> **EXERCISE INPUT**
····················

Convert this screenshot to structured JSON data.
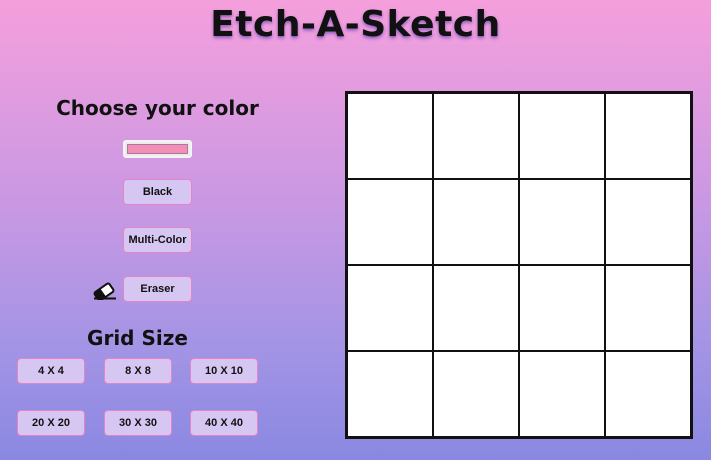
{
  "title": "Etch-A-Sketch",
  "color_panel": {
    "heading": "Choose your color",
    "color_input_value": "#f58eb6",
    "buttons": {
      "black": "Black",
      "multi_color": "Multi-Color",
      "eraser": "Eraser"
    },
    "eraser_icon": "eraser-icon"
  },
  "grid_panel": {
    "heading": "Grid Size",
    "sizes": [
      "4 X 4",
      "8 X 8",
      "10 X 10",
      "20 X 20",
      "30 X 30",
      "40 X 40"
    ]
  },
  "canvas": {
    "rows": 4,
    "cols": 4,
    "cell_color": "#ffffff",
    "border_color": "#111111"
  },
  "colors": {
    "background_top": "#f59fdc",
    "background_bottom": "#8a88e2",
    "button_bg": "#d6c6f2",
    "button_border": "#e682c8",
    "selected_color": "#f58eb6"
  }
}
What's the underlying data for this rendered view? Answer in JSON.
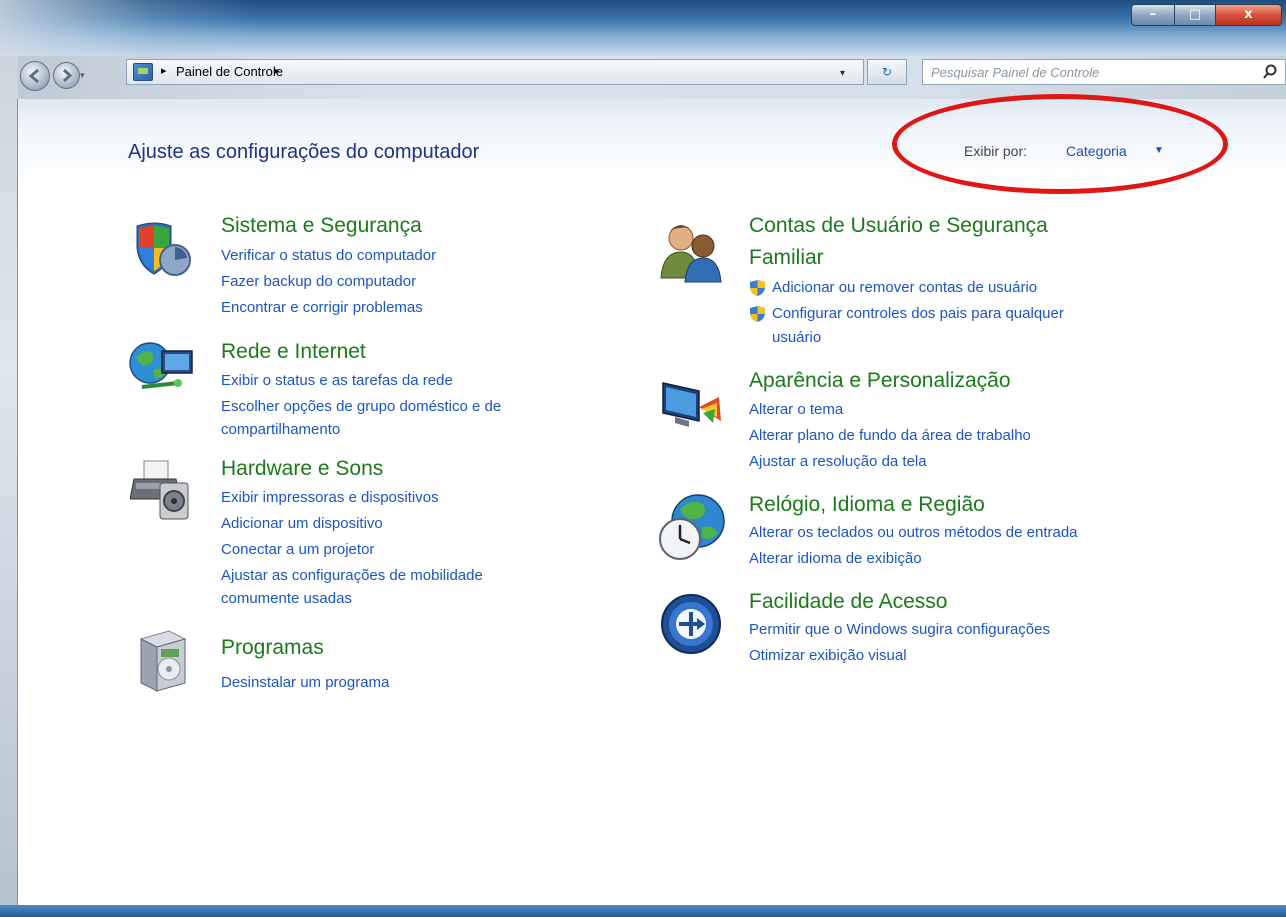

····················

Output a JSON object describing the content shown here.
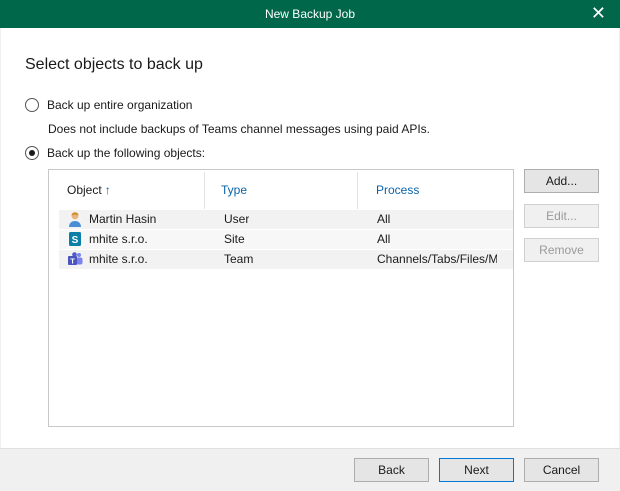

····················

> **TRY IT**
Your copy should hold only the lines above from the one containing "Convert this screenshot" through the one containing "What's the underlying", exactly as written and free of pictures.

> **EXERCISE OUTPUT**
Convert this screenshot to structured JSON data.
{
  "title": "Etch-A-Sketch",
  "color_panel": {
    "heading": "Choose your color",
    "color_input_value": "#f58eb6",
    "buttons": {
      "black": "Black",
      "multi_color": "Multi-Color",
      "eraser": "Eraser"
    },
    "eraser_icon": "eraser-icon"
  },
  "grid_panel": {
    "heading": "Grid Size",
    "sizes": [
      "4 X 4",
      "8 X 8",
      "10 X 10",
      "20 X 20",
      "30 X 30",
      "40 X 40"
    ]
  },
  "canvas": {
    "rows": 4,
    "cols": 4,
    "cell_color": "#ffffff",
    "border_color": "#111111"
  },
  "colors": {
    "background_top": "#f59fdc",
    "background_bottom": "#8a88e2",
    "button_bg": "#d6c6f2",
    "button_border": "#e682c8",
    "selected_color": "#f58eb6"
  }
}
What's the underlying data for this rendered view? Answer in JSON.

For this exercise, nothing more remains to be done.